Facing the facts about climate change
There are countries in the world that condemn the denial of undisputed truths. Forwarding a platform based on lies for one’s own personal gain should be reprimanded. There is a case to be made that undisputed scientific knowledge should be treated the same way. It should be against the law to deny the global threats this planet faces by the forces of climate change. Like evolution, or other key events in history that have sparked fierce debate, I feel little need to present public opinion polls that further my own thoughts on this issue. It doesn’t matter whether the population believes it is happening because science is not about one’s belief system. “The good thing about science is that it’s true weather or not you believe in it,” as Neil deGrasse Tyson once put it. There is no consensus that questions the reality of the times in which we live. Like other points in history, whether in this country or others, there have been spirited debates as to why certain things happened the way they did, the forces that lead to the occurrence of certain events, and whether or not the strong men of world history had possessed the clout that historians have given them.
Congress denying facts is nothing new. As of February 2015, 56 percent of Congressional Republicans denied that climate change was taking place. Of the 50 states, only eight had no congresspeople who denied climate change. Such opinions can be explained by the more than $60 million the 114th Congress received in campaign contributions from the fossil fuel industry. Given that all but seven states in the great 48 are home to elected officials who deny the existence of climate change, over 300 million people have been affected by more than “500 climate related disaster declarations since 2011.”
Facts don’t care about your feelings, but that doesn’t mean that people care about facts. The election of Donald Trump, someone who believes that climate change is a hoax perpetuated by the Chinese, is a testament to this. The furthering of lies and misinformation perpetuated by the current administration has been continued by Scott Pruitt, the current head of the Environmental Protection Agency. In March, Pruitt spoke about his doubts with regards to the effects carbon emissions have on global warming. Pruitt said, “I think that measuring with precision human activity on the climate is something very challenging to do and there’s tremendous disagreement about the degree of impact, so, no, I would not agree that it’s a primary contributor to the global warming that we see” during an appearance on CNBC. He went on to add, “We need to continue the debate and continue the review and the analysis.” Pruitt, taking advice from Trump, has put plans in place to cut 31 percent of the EPA’s current budget, more than any other agency of government for the 2018 fiscal year.
With the current administration ignoring the facts on climate change, the United States faces an uphill battle when it comes to adhering to the Paris Accords signed by the US along with 194 other nations in 2015. The level of carbon in the atmosphere is at its highest in over 600,000 years. Since scientists began keeping records of changes in global temperature in 1880, of the 10 warmest years on record, nine of them have taken place in the 21st century.

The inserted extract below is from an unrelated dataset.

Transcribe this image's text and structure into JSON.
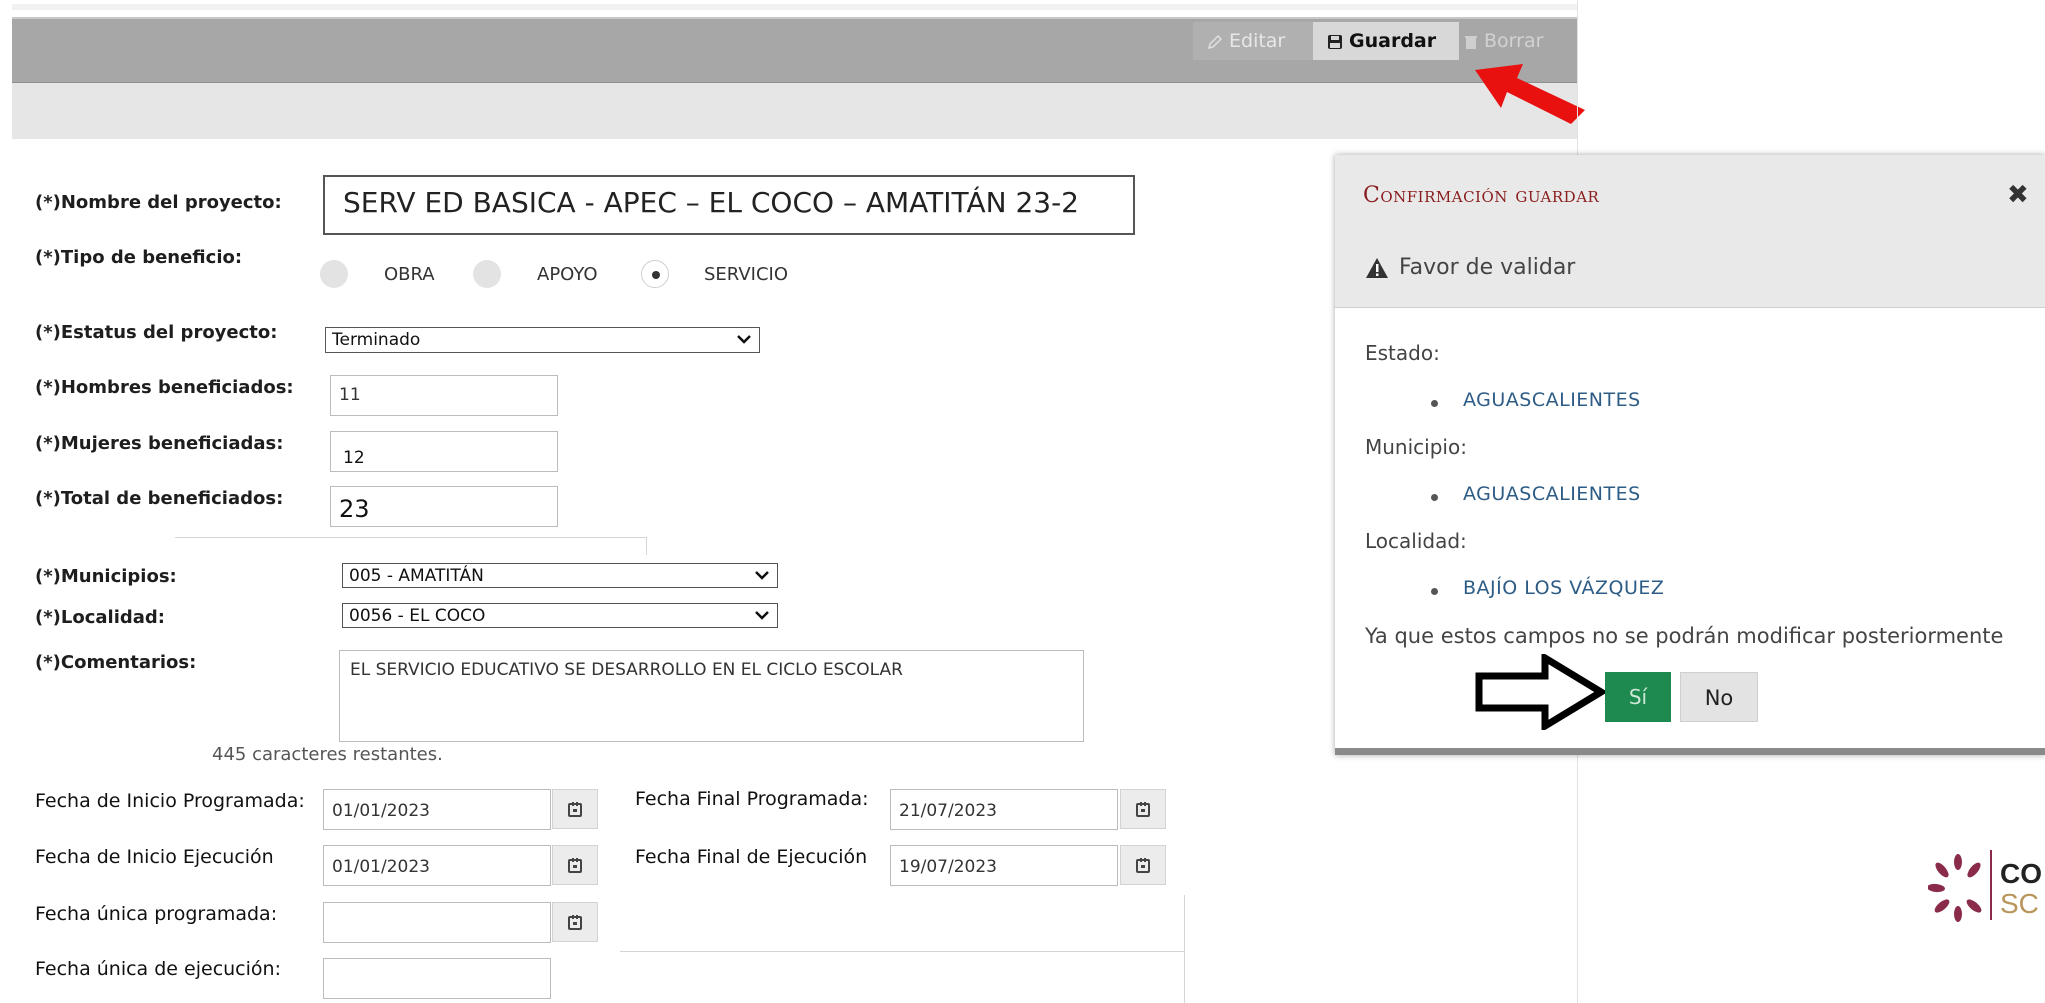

Although there are no plans to make the denial of climate change illegal, it is worth noting that cities all over the country have implemented laws against littering and smoking in public places. Under Mayor Michael Bloomberg, smoking was banned in bars and public parks in New York City. New Yorkers can also be fined for littering. It is worth asking why these laws are in place. Is it because New York City is strapped for cash and needs more revenue? Maybe Bloomberg wants the city to look better and the most effective way to go about it is to control where people put their trash and how they harm their bodies. He did it for the public good. Everyone benefits from clean streets and clean air, so a healthy environment is a public good.
During his lecture at the Mullins Center this past Thursday, Noam Chomsky raised the question several times of whether it’s better for us to be smart or stupid. The answer was far from simple. On the issue of climate change, as Chomsky continued to spell out the doomsday scenario that our world is all too close to experiencing, he outlined how the United States, much to the amazement of the rest of the world, has continued to stand alone in the face of facts. We have chosen to exploit the planet for the profit motive while having total disregard for the planet we inhabit and exploit in the process. It is incumbent upon the average citizen to take note of the 170 congresspeople who insist on having an elementary understanding of facts about this issue.
A global citizenry must unite against the destruction of the planet. If people want to live in a world where they can continue to value what’s important to them, then they are going to need land, clean air and hospitable temperatures in order to be able to do so. That can only happen when we decide to be smart instead of stupid and put fact over fiction.
Isaac Simon is a Collegian columnist and can be reached at email@example.com.